At school, students teased or mocked him for the video. Staff saw it as bad publicity, and asked him not to return the following year. So he started getting tutored at home. 

In the nearly 20 years since it was first posted, the video has been viewed hundreds of millions of times. It was referenced in TV shows such as Arrested Development and South Park. People would remix the video, adding their own sound or visual effects. 

Digital consent

Carrie Rentschler says Raza's story is a prime example of why people need to be more conscious about consent on the internet, even today.

"The story is common today, I'm kind of struck by that fact. It was of course not common in 2003," said Rentschler, an associate professor of media studies at McGill University in Montreal.

"It wasn't normal, and really started a ton of meme culture... [It] really became a phenomenon that you would remix short videos and post them, not necessarily knowing the origin of the original video."

She says that while people might be more aware of digital consent now than when Raza went viral, there is still more work to do.

"Being consensual on the internet isn't top of mind for most folks, because so many of our platforms are designed to enable us to share things without having to ask anyone if we can share it or not," said Rentschler.

"We're often not thinking about, necessarily, the people behind the material that we're sharing as well. In fact sharing is generally presented to us on our platforms as a good thing."

Rentschler says that on a lot of academic sites, when professors post material, they are asked if they have permission to post it. She says simple tools like that and proper attribution is important in this digital age. 

In the documentary Ghyslain Raza goes to his former school of Three Rivers Academy and talks to a class there. (National Film Board of Canada)

Raza says he's been able to move past being the Star Wars Kid. He now has a degree in law and is working on his PhD. He wants people to know that you don't have to be defined by the online identity others may have created for you.

He feels the world has gotten better at understanding the online world. As part of filming the NFB documentary, he went back to his school of Three Rivers Academy, and talked to some of the students there about the digital shadow. 

"Especially today, everyone has a form of digital shadow, right? Mine might be a little bit larger than most, but at the end of the day, we all have this sort of double identity with our online life and our real life," said Raza.

Written by Philip Drost.
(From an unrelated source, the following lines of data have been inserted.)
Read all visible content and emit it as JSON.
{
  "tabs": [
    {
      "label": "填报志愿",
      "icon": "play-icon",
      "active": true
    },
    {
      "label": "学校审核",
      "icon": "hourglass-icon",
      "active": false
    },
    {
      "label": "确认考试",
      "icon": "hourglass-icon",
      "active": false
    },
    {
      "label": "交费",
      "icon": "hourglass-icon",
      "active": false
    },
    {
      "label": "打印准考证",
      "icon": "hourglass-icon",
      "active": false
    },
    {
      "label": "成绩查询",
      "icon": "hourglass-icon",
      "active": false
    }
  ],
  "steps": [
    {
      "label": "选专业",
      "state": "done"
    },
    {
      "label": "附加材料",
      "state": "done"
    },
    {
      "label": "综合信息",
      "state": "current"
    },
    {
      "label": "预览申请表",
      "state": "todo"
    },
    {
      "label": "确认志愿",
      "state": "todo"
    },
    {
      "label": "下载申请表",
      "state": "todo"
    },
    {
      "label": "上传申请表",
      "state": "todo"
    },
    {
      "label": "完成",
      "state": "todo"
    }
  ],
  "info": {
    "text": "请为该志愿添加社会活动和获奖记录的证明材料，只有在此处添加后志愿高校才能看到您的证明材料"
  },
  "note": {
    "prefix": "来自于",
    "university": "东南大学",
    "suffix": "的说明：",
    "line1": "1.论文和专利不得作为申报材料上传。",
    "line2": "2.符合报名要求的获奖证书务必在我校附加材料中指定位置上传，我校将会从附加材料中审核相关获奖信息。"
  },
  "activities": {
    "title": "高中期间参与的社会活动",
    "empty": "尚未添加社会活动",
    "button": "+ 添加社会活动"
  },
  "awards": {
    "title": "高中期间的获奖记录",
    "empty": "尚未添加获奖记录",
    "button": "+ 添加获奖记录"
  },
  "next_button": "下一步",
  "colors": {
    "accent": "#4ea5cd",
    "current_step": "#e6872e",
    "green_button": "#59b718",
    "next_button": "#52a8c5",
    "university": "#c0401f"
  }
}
Produced by Matt Meuse.

Add some “good” to your morning and evening.

A variety of newsletters you'll love, delivered straight to you.

Sign up now